But originated original sin, in an infant soul to whom prevenient grace is applied, establishes no obstacle to its sanctification, in which case why would God not lead it to the supernatural destiny He has appointed for it?

Now that I've mentioned Father Harrison, I remember putting to him for comment a point from the floor at the Christ the King Symposium, in regard to the Catholic Church's teaching on freedom of conscience (he has articles on the subject at http://www.rtforum.org/lt/index.html).

The Council document Dignitatis Humanae taught that everyone has the right not to be coerced by civil authority into disobeying a command or prohibition of conscience.

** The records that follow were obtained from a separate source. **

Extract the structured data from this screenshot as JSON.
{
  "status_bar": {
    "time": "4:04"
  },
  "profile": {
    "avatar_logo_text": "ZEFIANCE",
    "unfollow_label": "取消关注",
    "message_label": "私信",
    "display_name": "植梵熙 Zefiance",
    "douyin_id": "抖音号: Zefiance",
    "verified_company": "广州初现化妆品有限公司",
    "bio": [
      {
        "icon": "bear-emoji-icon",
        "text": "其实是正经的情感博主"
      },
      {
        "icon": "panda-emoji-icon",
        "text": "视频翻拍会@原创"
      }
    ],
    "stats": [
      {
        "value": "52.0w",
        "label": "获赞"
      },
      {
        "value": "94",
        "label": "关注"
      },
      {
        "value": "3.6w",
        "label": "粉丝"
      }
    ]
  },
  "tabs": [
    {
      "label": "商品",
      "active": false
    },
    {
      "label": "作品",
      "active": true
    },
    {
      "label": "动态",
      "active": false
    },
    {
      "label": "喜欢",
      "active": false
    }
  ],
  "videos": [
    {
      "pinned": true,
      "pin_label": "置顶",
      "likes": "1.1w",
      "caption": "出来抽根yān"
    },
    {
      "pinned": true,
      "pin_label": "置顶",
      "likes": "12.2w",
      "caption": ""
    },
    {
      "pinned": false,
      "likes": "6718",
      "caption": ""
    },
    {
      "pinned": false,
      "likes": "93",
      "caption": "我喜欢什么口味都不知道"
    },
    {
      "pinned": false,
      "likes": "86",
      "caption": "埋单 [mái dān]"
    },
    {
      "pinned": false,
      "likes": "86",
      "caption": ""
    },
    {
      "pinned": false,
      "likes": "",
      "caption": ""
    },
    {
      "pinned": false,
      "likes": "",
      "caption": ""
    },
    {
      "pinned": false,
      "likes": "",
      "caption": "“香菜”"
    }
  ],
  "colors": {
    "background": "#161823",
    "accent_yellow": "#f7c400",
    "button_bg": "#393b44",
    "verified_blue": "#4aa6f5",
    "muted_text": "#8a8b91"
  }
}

The point was that it is impossible for anyone who was not an ethical monotheist, whether pagan, secularist or atheist, to have a conscience other than a purely permissive one, which would in that case not fall within the terms of Dignitatis Humanae.

Father Harrison indicated disagreement, but did not have the time or the occasion later on to elaborate. Any takers?

Fr Ray Blake said...

The whole point, Michael, is what happens to those who die before the age of reason, that persumably relates to the formation of anything that could be called a conscience in the sense that we would normally use it nowadays.

I would hope that the ITC are actually looking that as well as "Limbo". I think Limbo is a useful tool to begin asking a lot of very important questions, for example the importance of baptism and evangelisation, the value or otherwise of visible union with the Church. Etc.

Anonymous said...

a) The International Theological Commission has no magisterial status so it doesn’t matter what it says. (Its creation along with the new style Pontifical Biblical Commission was accordingly a bad idea).

b) It appears to be the unanimous opinion of the fathers and doctors of the Church that Limbo is the best possible state an un-baptised infant might reach after death. The unanimous opinion of the Fathers is binding in faith and morals.

c) Cajetan thought that the children of Catholic parents who died before baptism might be cleansed of original sin by a vicarious baptism of desire.

d) Aborted children might receive baptism of blood by analogy with the Holy Innocents if the anti-Christian aims of the legislators and activists who sought the legalisation of this crime constitute a strong enough parallel to Herod’s command to massacre the innocents of Bethlehem.

e) The last two points (c) and (d) are pretty uncertain.

f) To go beyond this and say that all infants dying before baptism are cleansed of original sin (at the moment of death?) is to abandon the doctrine of original sin to intents and purposes.